Nature and flora,
Mauna Kea is a dormant volcano on the island of Hawaii. Its peak is 4,207 m (13,802 ft) above sea level, making it the highest point in the state of Hawaii and the second-highest point above sea level of any island on Earth. Most of the mountain is under water; when measured from its oceanic base, Mauna Kea is over 10,000 m (33,000 ft) tall and is the tallest mountain on Earth, taller than Mount Everest in Nepal and China. Mauna Kea is about a million years old, and has thus passed the most active shield stage of life hundreds of thousands of years ago. In its current post-shield state, its lava is more viscous, resulting in a steeper profile. Late volcanism has also given it a much rougher appearance than its neighboring volcanoes; contributing factors include the construction of cinder cones, the decentralization of its rift zones, the glaciation on its peak, and the weathering effects of the prevailing trade winds.

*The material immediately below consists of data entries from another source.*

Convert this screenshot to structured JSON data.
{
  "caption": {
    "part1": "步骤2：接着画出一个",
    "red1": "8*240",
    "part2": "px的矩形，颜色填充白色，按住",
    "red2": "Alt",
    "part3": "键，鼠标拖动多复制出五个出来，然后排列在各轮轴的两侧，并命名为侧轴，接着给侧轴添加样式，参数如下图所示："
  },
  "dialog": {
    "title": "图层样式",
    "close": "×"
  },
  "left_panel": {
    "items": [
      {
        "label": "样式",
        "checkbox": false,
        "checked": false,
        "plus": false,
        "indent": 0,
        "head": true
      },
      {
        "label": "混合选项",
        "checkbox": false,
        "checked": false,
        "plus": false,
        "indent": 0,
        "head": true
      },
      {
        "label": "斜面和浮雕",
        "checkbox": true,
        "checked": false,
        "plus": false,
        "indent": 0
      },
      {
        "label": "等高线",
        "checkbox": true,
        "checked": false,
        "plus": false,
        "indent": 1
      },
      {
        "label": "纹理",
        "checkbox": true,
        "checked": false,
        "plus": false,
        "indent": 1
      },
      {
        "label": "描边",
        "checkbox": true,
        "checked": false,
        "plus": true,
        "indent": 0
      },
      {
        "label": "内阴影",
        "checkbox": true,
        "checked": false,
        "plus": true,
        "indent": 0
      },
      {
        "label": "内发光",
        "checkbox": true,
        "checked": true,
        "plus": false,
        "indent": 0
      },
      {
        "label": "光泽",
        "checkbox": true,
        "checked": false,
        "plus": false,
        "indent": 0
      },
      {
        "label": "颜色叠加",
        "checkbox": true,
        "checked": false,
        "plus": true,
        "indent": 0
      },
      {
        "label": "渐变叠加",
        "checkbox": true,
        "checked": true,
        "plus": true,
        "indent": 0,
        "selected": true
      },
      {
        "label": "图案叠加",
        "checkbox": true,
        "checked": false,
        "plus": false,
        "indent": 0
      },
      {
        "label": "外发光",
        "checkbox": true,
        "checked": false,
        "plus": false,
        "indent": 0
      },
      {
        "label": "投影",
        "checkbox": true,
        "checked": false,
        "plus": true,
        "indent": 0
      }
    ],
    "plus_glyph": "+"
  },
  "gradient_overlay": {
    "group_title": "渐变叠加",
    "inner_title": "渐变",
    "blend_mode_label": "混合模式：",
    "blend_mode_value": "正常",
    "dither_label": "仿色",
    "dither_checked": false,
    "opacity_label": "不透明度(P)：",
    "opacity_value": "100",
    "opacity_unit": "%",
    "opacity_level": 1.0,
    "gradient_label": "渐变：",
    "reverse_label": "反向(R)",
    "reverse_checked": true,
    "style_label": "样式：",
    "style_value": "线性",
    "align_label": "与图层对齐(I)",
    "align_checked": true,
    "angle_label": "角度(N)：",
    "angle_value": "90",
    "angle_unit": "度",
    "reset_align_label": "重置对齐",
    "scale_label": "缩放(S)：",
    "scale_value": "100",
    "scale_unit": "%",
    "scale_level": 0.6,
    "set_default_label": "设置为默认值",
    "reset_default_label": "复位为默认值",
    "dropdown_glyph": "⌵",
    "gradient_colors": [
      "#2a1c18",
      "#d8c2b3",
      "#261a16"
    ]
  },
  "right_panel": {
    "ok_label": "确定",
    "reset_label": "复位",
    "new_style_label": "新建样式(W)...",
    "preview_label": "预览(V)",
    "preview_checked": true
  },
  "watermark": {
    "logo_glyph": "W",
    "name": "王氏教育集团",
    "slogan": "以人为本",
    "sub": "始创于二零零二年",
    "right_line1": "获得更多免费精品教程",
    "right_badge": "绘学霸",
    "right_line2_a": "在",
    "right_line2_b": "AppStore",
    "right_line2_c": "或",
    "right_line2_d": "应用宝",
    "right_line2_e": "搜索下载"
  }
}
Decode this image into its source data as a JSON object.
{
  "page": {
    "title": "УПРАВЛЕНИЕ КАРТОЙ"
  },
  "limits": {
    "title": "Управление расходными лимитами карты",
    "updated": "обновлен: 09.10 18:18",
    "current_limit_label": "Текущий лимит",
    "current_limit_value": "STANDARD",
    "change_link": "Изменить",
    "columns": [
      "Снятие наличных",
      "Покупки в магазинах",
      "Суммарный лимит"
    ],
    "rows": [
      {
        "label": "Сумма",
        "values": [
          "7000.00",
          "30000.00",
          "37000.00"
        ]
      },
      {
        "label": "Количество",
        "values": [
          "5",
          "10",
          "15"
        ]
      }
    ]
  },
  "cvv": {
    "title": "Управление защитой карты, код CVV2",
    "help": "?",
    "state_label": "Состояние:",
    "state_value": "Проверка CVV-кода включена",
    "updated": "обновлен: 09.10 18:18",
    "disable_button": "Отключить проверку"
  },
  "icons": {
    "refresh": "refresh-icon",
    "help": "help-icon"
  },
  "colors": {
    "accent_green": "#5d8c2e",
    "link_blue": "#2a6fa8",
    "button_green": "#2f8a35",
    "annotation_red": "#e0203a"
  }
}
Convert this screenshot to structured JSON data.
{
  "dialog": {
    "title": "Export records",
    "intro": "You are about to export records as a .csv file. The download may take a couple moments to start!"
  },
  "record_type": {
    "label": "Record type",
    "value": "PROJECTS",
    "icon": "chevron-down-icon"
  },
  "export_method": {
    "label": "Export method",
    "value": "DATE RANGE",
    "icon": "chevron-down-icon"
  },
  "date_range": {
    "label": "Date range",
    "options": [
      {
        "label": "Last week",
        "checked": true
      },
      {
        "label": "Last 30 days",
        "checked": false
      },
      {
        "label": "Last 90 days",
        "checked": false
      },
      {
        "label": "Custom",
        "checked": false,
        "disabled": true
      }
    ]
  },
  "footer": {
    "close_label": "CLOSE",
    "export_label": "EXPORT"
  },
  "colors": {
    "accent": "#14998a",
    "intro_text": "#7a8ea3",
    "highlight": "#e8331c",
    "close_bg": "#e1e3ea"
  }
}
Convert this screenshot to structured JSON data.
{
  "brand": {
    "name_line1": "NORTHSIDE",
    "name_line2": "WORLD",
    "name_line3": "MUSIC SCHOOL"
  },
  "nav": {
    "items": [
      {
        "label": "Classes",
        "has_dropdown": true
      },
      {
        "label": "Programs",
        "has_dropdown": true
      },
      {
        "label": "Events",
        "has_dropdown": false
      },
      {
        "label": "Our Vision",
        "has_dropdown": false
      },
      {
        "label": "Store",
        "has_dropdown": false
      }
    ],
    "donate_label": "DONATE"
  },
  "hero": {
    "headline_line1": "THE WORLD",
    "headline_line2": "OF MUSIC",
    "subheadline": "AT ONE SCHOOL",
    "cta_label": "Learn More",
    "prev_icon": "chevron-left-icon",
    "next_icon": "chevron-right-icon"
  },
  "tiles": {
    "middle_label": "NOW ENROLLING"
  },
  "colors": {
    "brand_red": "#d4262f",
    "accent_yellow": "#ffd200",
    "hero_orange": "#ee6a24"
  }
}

Mauna Kea last erupted 6,000 to 4,000 years ago and is now considered dormant.